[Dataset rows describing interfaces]
:::::
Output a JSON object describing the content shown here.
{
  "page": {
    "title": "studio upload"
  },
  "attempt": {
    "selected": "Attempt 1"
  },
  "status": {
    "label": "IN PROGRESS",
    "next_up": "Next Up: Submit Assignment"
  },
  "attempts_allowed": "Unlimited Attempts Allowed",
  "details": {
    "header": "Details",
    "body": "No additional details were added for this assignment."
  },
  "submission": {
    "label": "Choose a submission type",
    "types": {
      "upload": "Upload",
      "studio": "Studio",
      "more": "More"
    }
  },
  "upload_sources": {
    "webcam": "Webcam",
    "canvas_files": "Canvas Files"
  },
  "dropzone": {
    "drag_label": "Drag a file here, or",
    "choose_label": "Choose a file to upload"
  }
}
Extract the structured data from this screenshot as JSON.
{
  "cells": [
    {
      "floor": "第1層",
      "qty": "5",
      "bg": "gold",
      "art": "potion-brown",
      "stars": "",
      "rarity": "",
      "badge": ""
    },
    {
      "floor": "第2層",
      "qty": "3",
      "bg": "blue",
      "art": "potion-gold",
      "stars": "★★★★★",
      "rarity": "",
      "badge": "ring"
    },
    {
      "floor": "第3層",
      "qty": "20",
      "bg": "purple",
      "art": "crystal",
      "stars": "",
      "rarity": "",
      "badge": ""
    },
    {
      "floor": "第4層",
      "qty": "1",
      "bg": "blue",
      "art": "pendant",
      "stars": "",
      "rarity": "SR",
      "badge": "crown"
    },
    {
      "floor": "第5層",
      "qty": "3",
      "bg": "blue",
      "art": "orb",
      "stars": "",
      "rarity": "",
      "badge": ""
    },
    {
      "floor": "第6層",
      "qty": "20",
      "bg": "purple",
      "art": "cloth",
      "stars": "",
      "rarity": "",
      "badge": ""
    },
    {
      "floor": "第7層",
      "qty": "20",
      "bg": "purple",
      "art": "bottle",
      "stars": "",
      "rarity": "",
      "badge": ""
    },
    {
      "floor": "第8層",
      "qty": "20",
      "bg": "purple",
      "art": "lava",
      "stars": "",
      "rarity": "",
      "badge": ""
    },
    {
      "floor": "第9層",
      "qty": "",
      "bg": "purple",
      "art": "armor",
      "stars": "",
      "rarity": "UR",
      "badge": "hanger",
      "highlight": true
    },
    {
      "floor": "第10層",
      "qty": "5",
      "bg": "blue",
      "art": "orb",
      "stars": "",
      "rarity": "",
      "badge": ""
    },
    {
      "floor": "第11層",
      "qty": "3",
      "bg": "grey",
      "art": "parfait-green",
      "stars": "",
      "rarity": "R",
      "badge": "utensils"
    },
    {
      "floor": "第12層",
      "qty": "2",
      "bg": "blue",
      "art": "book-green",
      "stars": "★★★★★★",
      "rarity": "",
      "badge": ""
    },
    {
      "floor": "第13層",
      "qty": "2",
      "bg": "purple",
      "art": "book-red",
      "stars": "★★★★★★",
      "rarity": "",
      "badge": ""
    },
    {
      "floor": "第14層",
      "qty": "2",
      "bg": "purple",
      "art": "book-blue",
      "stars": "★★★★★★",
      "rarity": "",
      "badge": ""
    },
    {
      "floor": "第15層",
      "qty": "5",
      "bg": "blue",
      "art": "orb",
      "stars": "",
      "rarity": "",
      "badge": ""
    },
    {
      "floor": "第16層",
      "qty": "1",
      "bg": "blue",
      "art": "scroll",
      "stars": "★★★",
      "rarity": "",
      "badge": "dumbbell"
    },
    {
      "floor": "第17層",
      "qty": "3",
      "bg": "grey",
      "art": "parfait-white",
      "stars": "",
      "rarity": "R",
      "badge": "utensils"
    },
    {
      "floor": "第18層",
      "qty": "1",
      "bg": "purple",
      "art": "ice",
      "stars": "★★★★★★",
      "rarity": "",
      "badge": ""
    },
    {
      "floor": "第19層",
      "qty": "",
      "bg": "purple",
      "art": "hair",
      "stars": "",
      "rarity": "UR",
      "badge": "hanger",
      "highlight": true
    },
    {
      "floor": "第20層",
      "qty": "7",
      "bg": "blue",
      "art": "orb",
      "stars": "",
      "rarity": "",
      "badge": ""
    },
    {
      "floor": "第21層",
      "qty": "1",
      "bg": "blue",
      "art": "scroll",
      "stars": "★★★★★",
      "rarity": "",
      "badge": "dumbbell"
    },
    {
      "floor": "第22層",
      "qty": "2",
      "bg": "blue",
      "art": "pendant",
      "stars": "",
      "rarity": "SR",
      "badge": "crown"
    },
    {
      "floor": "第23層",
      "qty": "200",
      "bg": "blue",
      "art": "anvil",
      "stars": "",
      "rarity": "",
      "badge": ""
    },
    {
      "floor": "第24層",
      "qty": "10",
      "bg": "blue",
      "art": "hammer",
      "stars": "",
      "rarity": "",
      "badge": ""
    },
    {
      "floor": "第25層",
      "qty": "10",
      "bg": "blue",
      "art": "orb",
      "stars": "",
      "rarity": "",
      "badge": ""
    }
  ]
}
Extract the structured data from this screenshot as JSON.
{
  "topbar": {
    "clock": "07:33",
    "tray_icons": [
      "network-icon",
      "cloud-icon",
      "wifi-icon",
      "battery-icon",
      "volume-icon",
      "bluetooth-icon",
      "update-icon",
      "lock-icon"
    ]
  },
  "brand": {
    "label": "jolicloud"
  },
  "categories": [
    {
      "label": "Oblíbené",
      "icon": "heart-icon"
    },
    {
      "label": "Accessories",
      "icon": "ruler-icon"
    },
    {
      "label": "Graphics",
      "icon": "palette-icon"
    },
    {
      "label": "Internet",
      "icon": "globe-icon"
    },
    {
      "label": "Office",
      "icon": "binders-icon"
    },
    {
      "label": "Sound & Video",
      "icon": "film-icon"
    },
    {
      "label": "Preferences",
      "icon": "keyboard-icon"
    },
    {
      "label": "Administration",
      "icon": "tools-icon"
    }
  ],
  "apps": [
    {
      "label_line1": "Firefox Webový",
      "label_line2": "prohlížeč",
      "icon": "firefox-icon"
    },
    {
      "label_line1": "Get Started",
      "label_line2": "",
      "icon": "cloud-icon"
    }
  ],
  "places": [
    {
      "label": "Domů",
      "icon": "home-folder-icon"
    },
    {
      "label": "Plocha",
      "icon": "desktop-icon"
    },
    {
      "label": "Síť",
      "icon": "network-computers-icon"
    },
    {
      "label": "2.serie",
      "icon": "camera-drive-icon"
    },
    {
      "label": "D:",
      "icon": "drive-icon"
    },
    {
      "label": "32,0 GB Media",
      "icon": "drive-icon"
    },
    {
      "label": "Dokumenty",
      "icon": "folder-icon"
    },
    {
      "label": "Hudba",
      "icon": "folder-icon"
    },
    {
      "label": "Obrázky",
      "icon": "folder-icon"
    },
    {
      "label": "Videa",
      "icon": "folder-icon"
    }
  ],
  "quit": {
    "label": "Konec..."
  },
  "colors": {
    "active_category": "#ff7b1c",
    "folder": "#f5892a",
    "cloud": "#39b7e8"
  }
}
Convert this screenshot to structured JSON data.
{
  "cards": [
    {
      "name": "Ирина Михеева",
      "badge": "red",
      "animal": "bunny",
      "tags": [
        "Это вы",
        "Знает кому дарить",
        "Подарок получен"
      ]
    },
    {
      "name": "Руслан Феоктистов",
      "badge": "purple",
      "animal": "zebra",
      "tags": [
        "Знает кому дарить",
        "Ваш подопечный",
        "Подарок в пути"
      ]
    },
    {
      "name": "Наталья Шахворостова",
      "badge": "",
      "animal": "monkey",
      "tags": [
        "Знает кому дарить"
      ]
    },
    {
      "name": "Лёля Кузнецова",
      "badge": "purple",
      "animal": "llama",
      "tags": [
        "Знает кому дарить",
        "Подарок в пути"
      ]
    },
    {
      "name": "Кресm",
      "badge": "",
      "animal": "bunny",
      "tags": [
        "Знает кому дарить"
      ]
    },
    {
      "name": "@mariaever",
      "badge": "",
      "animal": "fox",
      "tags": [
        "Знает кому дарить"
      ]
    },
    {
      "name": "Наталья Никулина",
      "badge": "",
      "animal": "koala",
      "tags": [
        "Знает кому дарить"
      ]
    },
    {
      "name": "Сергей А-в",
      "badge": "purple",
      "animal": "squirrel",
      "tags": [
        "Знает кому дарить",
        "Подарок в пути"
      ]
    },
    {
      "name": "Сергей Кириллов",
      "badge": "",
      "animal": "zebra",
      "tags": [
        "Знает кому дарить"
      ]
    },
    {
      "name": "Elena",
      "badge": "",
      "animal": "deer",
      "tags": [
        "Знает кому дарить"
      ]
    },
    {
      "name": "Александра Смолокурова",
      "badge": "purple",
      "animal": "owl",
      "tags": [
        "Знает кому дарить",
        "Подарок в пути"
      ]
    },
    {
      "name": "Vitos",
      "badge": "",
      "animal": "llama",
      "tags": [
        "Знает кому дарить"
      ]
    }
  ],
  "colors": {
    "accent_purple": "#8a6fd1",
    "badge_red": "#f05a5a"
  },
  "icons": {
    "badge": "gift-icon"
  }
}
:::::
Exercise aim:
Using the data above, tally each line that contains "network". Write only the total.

Answer box:
2